= Beginning of Section =
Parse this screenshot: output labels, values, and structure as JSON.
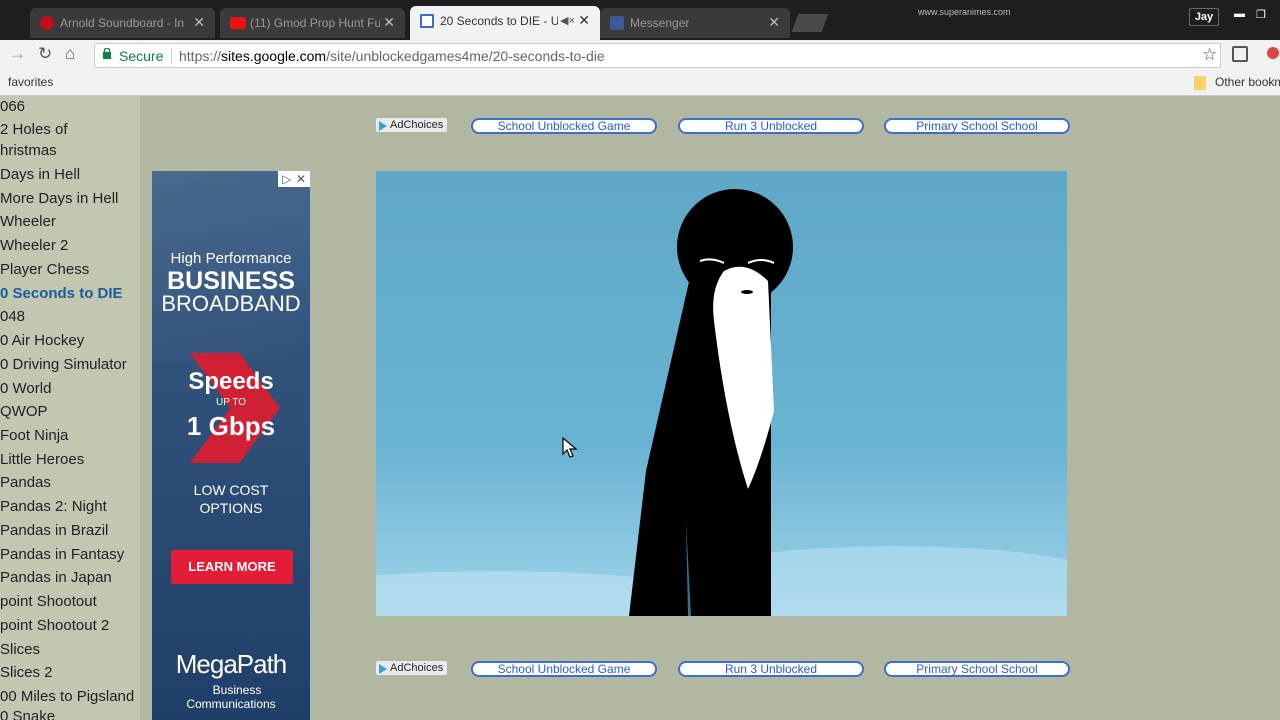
{
  "tabs": [
    {
      "title": "Arnold Soundboard - In",
      "favicon": "red-circle",
      "active": false
    },
    {
      "title": "(11) Gmod Prop Hunt Fu",
      "favicon": "youtube",
      "active": false
    },
    {
      "title": "20 Seconds to DIE - U",
      "favicon": "sites-page",
      "active": true
    },
    {
      "title": "Messenger",
      "favicon": "facebook",
      "active": false
    }
  ],
  "watermark": "www.superanimes.com",
  "user_name": "Jay",
  "security_label": "Secure",
  "url_prefix": "https://",
  "url_host": "sites.google.com",
  "url_path": "/site/unblockedgames4me/20-seconds-to-die",
  "bookmarks": {
    "left": "favorites",
    "right": "Other bookm"
  },
  "sidebar_items": [
    "066",
    "2 Holes of",
    "hristmas",
    "Days in Hell",
    "More Days in Hell",
    "Wheeler",
    "Wheeler 2",
    "Player Chess",
    "0 Seconds to DIE",
    "048",
    "0 Air Hockey",
    "0 Driving Simulator",
    "0 World",
    "QWOP",
    "Foot Ninja",
    "Little Heroes",
    "Pandas",
    "Pandas 2: Night",
    "Pandas in Brazil",
    "Pandas in Fantasy",
    "Pandas in Japan",
    "point Shootout",
    "point Shootout 2",
    "Slices",
    "Slices 2",
    "00 Miles to Pigsland",
    "0 Snake"
  ],
  "sidebar_current": "0 Seconds to DIE",
  "ad": {
    "line1": "High Performance",
    "line2": "BUSINESS",
    "line3": "BROADBAND",
    "speeds": "Speeds",
    "up_to": "UP TO",
    "gbps": "1 Gbps",
    "low_cost": "LOW COST",
    "options": "OPTIONS",
    "cta": "LEARN MORE",
    "brand": "MegaPath",
    "brand_sub1": "Business",
    "brand_sub2": "Communications"
  },
  "ad_choices_label": "AdChoices",
  "ad_links": [
    "School Unblocked Game",
    "Run 3 Unblocked",
    "Primary School School"
  ],
  "colors": {
    "page_bg": "#b2b7a2",
    "sidebar_bg": "#c1c7b0",
    "secure_green": "#0b8043",
    "ad_red": "#e31d37",
    "sky": "#68b2d2"
  }
}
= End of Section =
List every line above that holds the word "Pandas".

    "Pandas",
    "Pandas 2: Night",
    "Pandas in Brazil",
    "Pandas in Fantasy",
    "Pandas in Japan",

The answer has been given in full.